Kisbu, Y., Akçinar, B., Kuşcul, G. H., Bozok, M., Turunç, G., & Fişek, G. (2022). Protective and risk factors associated with involved fatherhood in a traditional culture.
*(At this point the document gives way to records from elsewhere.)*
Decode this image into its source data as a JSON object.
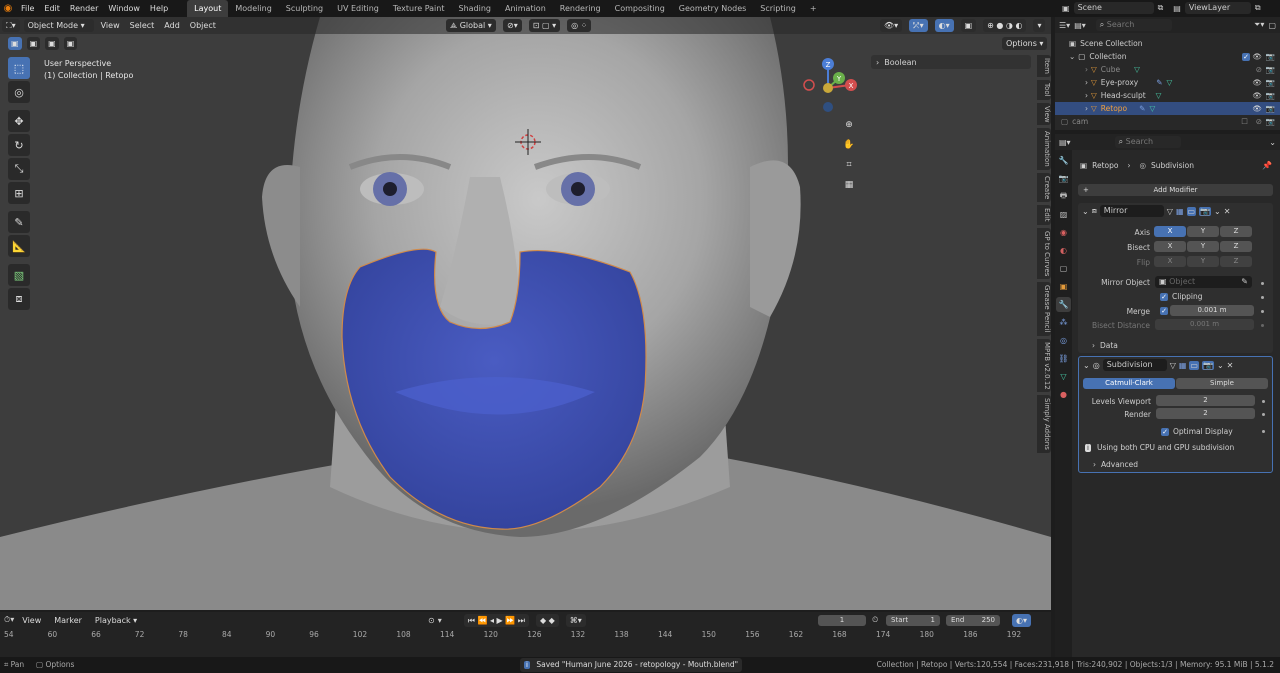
{
  "topbar": {
    "menus": [
      "File",
      "Edit",
      "Render",
      "Window",
      "Help"
    ],
    "workspaces": [
      "Layout",
      "Modeling",
      "Sculpting",
      "UV Editing",
      "Texture Paint",
      "Shading",
      "Animation",
      "Rendering",
      "Compositing",
      "Geometry Nodes",
      "Scripting"
    ],
    "active_workspace": "Layout",
    "add_tab": "+",
    "scene": "Scene",
    "view_layer": "ViewLayer"
  },
  "viewport": {
    "mode": "Object Mode",
    "menus": [
      "View",
      "Select",
      "Add",
      "Object"
    ],
    "transform_orientation": "Global",
    "options": "Options",
    "overlay_title": "User Perspective",
    "overlay_collection": "(1) Collection | Retopo",
    "boolean_panel": "Boolean",
    "side_tabs": [
      "Item",
      "Tool",
      "View",
      "Animation",
      "Create",
      "Edit",
      "GP to Curves",
      "Grease Pencil",
      "MPFB v2.0.12",
      "Simply Addons"
    ],
    "gizmo": {
      "x": "X",
      "y": "Y",
      "z": "Z"
    }
  },
  "outliner": {
    "search_placeholder": "Search",
    "scene_collection": "Scene Collection",
    "collection": "Collection",
    "items": [
      {
        "name": "Cube",
        "dim": true
      },
      {
        "name": "Eye-proxy",
        "dim": false
      },
      {
        "name": "Head-sculpt",
        "dim": false
      },
      {
        "name": "Retopo",
        "dim": false,
        "selected": true
      }
    ],
    "cam": "cam"
  },
  "properties": {
    "search_placeholder": "Search",
    "breadcrumb_object": "Retopo",
    "breadcrumb_modifier": "Subdivision",
    "add_modifier": "Add Modifier",
    "mirror": {
      "name": "Mirror",
      "axis_label": "Axis",
      "bisect_label": "Bisect",
      "flip_label": "Flip",
      "axes": [
        "X",
        "Y",
        "Z"
      ],
      "mirror_object_label": "Mirror Object",
      "mirror_object_placeholder": "Object",
      "clipping": "Clipping",
      "merge_label": "Merge",
      "merge_value": "0.001 m",
      "bisect_distance_label": "Bisect Distance",
      "bisect_distance_value": "0.001 m",
      "data": "Data"
    },
    "subdivision": {
      "name": "Subdivision",
      "catmull": "Catmull-Clark",
      "simple": "Simple",
      "levels_viewport_label": "Levels Viewport",
      "levels_viewport": "2",
      "render_label": "Render",
      "render": "2",
      "optimal_display": "Optimal Display",
      "info": "Using both CPU and GPU subdivision",
      "advanced": "Advanced"
    }
  },
  "timeline": {
    "menus": [
      "View",
      "Marker",
      "Playback"
    ],
    "current_frame": "1",
    "start_label": "Start",
    "start": "1",
    "end_label": "End",
    "end": "250",
    "ticks": [
      "54",
      "60",
      "66",
      "72",
      "78",
      "84",
      "90",
      "96",
      "102",
      "108",
      "114",
      "120",
      "126",
      "132",
      "138",
      "144",
      "150",
      "156",
      "162",
      "168",
      "174",
      "180",
      "186",
      "192"
    ]
  },
  "statusbar": {
    "pan": "Pan",
    "options": "Options",
    "saved": "Saved \"Human June 2026 - retopology - Mouth.blend\"",
    "stats": "Collection | Retopo | Verts:120,554 | Faces:231,918 | Tris:240,902 | Objects:1/3 | Memory: 95.1 MiB | 5.1.2"
  }
}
Consistent with ecological systems theory and the heuristicmodel of parental behavior dynamics, the current study is focused on bothindividual and contextual factors that determine fatherhood involvement inthe context of a traditional patriarchal culture. Background: Father–childinteraction during the early childhood period is a salient factor inpredicting later child outcomes. However, studies on antecedents of involvedfatherhood are scarce, mostly concentrated on one aspect of fatheringbehavior, and limited to few cultural contexts. Method: Data were collectedfrom a representative urban sample of fathers of preschoolers in Turkey (N =1,070). Different components of fatherhood involvement were assessed toproject three distinct paternal behavior dimensions as care, affection, andcontrol. Results: Father role satisfaction, psychological value attributed tothe child, and perceived family support were positively associated withinvolved fatherhood and higher parental warmth. Working hours per day wasnegatively associated with involved fatherhood, as expected. Higher lifesatisfaction was associated with higher positive parenting. Patriarchal viewsof masculinity were found to be the main predictor of parental physicalpunishment, controlling for all other predictors in the model. Conclusion:Study findings emphasized the importance of factors other than parentingskills that contribute to fathers’ parental effectiveness. Implications: Ourstudy’s findings have implications for family practices and policies. Forexample, besides parenting skills, father support programs should also focuson other factors such as developing awareness of traditional masculinitynorms and gender role prescriptions that can harm democratic familyenvironments and childcare practices.